Terhali woke up, the scarred and Oathsworn-tattooed arm of a sailor wrapped around her. A ship's watch bell sounded off in the distance and a cool breeze blew in through the open window across the room from the bed, curtains moving slightly in the salt-tinged air.
A woman—-her name was Kallia—-by her look and wavy dark hair, from the southlands and had a bit of fae blood herself, was asleep on the chair dragged into the room, covered by a blanket that was once a satin curtain. A Kodanian watchman lay on the floor, sleeping under a cloak.
She didn't know who the sailor was, or care. She'd had many lovers in her lifetime of unknown length. (Or was this a second lifetime?) He was neither the best nor the worst, but his rough hands had been the first to touch her after… after she was cut in half by the centuries-old blade of a creature from the time when the Gods warred with the Primordials.
She wasn't entirely sure who or what she was anymore, not since returning from the Shadowfell and she'd needed something tangible, so she'd left Raven's Hall for… somewhere.
After wandering the streets, where she'd found Kallia, she ended up in a tavern on Vergence's waterfront. The tavern was in an abandoned, war-damaged townhouse that had clearly belonged to someone wealthy in the past. Now the rich man who owned it was nowhere to be found. Maybe he was dead, or a refugee himself. Others in the refugee-filled city had put it to use. A one-armed dwarf, as wide as he was tall, massive muscles rippling, watched over the place, mace at his belt. An old woman was selling beer from large clay urns and some dubious meat was roasting on a spit over scavenged building timbers.
Terhali realized she didn't have any money, but no one seemed to care.
The sailor and his shipmates were singing drinking songs with a motley assortment of waterfront inhabitants, including a group of Kodanian guardsmen. Terhali had Kallia with her by then and the two of them had joined the sailors. They'd all sung songs together. She'd raised her clear soprano voice in an elven lament, accompanied by a sailor's concertina and an odd Kodanian lute.
Eventually they'd made their way to the upper floor, the old master bedroom.
The wind blew the clouds away from the full moon, and she stared at the rays of moonlight, entranced by the dust motes held in its light. She slipped from the soldier's embrace and walked to the open balcony and stood in the night, looking out through the darkness.
When she was dead she'd not seen the best lover. Part of her wanted to, but she'd killed him and it was hard to know what he'd think of her shade, or that she had to rebuild the Red Scales that he'd betrayed to live again.

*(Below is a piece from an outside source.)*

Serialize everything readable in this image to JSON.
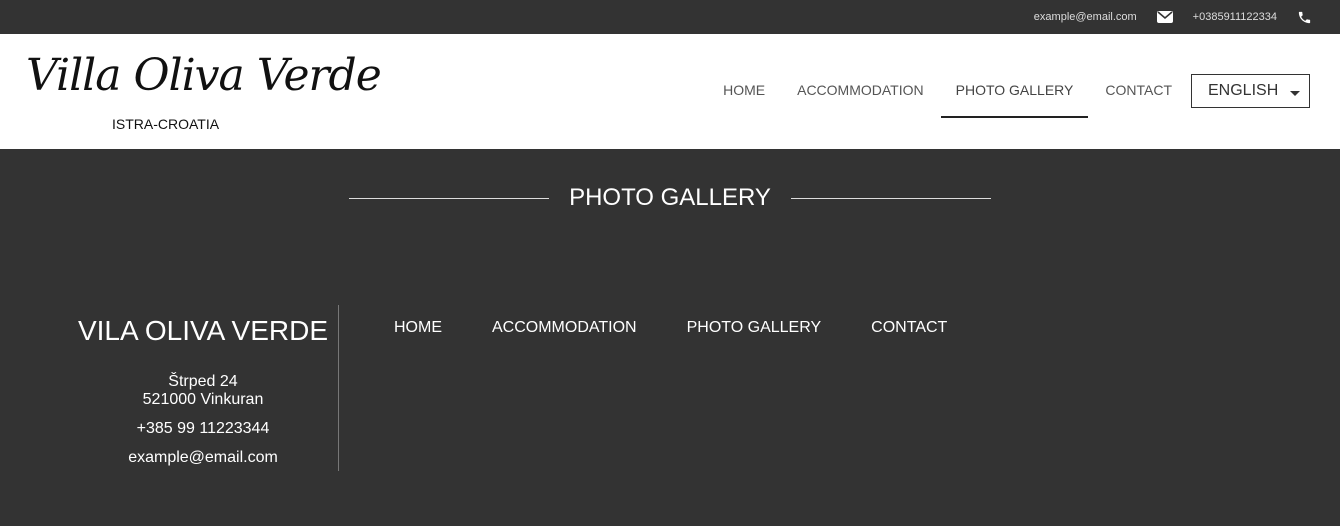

She wondered where Keffin was. Maybe he could explain all this, or as likely he couldn't, but at least he'd say things in a way she'd believe.